Being found in possession of stolen property is a serious offense in the state of Nevada, punishable at varying degrees by jail time and steep fines, as well as restitution to the rightful owner of the property. While the information collected here should provide a broader understanding of this crime as it is handled and punished in Nevada, anyone who has been charged with the crime of possession of stolen property should seek the immediate counsel of a criminal defense attorney with experience in defending crimes of this nature.
Understanding the Definition of “Possession of Stolen Property”
As defined by the state of Nevada (NRS 205.275), something that is legally considered to be “stolen property” refers to “property that has been taken from its owner by larceny, robbery, burglary, embezzlement, theft or any other offense that is a crime against property, whether or not the person who committed the taking is or has been prosecuted or convicted for the offense.” For the sake of clarity, this means that you can actually be charged with being in possession of property stolen from another person even if you did not commit the theft yourself and/or you were not involved in the planning of or theft of that property.
In fact, you can be charged with being in possession of stolen property if law enforcement believes that you have either received, purchased, possessed or withheld goods that were stolen from someone else. While this may be perceived by some as a little unfair, particularly in cases where property that had been stolen was sold to another party without their knowledge of that fact, it is important to remember that it will need to be proven that you were either aware or reasonably should have been aware that the goods you received or purchased had been stolen prior to your taking possession of or purchasing them for you to be convicted of this crime.
Prima Facie Evidence of Stolen Property
There are some common indicators that are considered by the court to be “prima facie evidence” of stolen property – this means that the circumstances or details related to the property in question as it was found are typically associated with property that has been stolen.
In Nevada, these are:
● Possession of three or more items of the same or a similar class, and/or

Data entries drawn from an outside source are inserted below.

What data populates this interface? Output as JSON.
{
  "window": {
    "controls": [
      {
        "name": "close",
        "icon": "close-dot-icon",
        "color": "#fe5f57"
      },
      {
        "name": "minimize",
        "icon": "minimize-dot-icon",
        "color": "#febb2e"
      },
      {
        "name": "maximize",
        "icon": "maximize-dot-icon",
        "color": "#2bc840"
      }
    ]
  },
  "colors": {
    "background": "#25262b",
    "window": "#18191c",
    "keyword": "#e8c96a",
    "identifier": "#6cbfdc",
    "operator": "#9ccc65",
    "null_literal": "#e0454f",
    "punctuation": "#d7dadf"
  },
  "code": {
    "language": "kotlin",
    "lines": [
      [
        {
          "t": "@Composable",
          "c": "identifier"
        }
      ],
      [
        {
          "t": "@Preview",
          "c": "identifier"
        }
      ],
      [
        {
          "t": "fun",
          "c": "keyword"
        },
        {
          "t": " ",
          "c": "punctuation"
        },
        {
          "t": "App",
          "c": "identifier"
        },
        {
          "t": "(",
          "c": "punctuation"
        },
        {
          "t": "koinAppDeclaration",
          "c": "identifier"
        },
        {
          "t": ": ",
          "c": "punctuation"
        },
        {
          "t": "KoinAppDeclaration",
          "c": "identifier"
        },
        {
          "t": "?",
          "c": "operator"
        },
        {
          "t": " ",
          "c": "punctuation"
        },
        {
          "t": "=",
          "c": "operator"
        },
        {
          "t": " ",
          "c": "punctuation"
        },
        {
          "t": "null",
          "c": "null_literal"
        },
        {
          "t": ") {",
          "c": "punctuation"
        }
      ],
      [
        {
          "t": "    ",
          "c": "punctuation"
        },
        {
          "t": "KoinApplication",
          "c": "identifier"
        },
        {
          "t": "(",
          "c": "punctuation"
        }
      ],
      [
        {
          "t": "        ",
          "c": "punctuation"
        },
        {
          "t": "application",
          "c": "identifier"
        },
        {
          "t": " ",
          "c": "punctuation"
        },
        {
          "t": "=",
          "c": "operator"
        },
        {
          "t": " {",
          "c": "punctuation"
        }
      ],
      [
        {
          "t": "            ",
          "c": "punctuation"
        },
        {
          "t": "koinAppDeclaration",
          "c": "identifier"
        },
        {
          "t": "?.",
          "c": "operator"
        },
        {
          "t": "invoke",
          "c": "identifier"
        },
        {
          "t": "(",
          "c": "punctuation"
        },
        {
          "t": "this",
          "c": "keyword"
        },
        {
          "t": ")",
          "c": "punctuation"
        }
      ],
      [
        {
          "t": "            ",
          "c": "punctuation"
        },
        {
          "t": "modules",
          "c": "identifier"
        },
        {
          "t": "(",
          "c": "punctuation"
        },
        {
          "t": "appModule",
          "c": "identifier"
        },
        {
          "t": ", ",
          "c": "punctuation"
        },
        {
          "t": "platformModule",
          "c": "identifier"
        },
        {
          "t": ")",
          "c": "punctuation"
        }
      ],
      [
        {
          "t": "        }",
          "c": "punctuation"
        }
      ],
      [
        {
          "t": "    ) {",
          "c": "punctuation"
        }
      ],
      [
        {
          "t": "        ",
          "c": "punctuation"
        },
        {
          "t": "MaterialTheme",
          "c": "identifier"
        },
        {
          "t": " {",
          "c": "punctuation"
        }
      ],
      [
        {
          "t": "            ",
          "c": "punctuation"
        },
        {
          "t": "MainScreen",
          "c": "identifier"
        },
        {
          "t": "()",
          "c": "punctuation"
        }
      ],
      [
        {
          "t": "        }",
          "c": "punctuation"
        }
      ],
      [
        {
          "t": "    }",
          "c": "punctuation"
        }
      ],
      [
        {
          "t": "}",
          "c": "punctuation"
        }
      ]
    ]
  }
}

● Possession of a type of personal property on which a permanently affixed manufacturer’s serial number or manufacturer’s identification number has been removed, altered or defaced
While property that has these indicators can often be presumed to have been stolen by the court and may factor into the argument that the defendant should have been reasonably aware that they were receiving or purchasing goods that had been stolen, prima facie evidence is not incontrovertible.
Penalties for a Conviction of Possession of Stolen Property
The overall worth of the stolen property in question will determine the severity of the penalty received if you are convicted of this crime. In cases of possession of stolen property, the value of the property will be determined at the “highest value attributable to the property by any reasonable standard” (NRS 205.275). The penalties are as follows:
For Possession of Stolen Property Worth Less than $650
This is a misdemeanor in the state of Nevada. Penalties include:
● Up to six months in county jail
● Possible fines of up to $1,000
For Possession of Stolen Property Worth More Than $650, But Less Than $3,500
This is a category C felony in the state of Nevada. Penalties include:
● From one to five years in Nevada State Prison
● Possible fines of up to $10,000
For Possession of Stolen Property Worth More Than $3,500
This is a category B felony in the state of Nevada. Penalties include:
● From one to ten years in Nevada State Prison
● Possible fines of up to $10,000
Restoration of Stolen Property
Additionally, according to state law (NRS 205.290), “all property obtained by larceny robbery burglary or embezzlement and found in the possession of the thief or embezzler thereof, or in the possession of any receive or wrongful possessor of stolen property, shall be restored to the owner.”
It is also worth noting that someone who is in possession of stolen property can be charged, convicted and penalized for this crime whether the perpetrator of the actual theft of the property has been identified, arrested, and convicted or not, as the theft and the possession are related but considered separate crimes.
Defending Charges of Possession of Stolen Property
Some of the most common defenses that usually apply in cases regarding the possession of stolen property include the following:
● The stolen property in question was not in your possession. The prosecution must prove that you were actually in possession and control of the stolen property in question. This means being able to prove that you were either given or purchased the stolen goods and that those goods were under your possession and control.
● You received or purchased property that you legitimately did not know was stolen. It will be up to the prosecution to prove that you either knew or reasonably should have been aware that the property you received or bought had been stolen.
● The search conducted by law enforcement which resulted in the charge was performed illegally. An illegally performed search that turns up questionable items that result in a charge of possession of stolen property against you is unconstitutional and may lead to a dismissal of your case if the judge agrees that the search was a violation of your rights.
If you or someone you care about has been charged with possession of stolen property, it is in your best interest to discuss your case with an experienced attorney as soon as possible. We invite you to contact our office today for a free evaluation to help you determine the best course of legal action to build an effective defense against these charges. We want to hear your side of the story.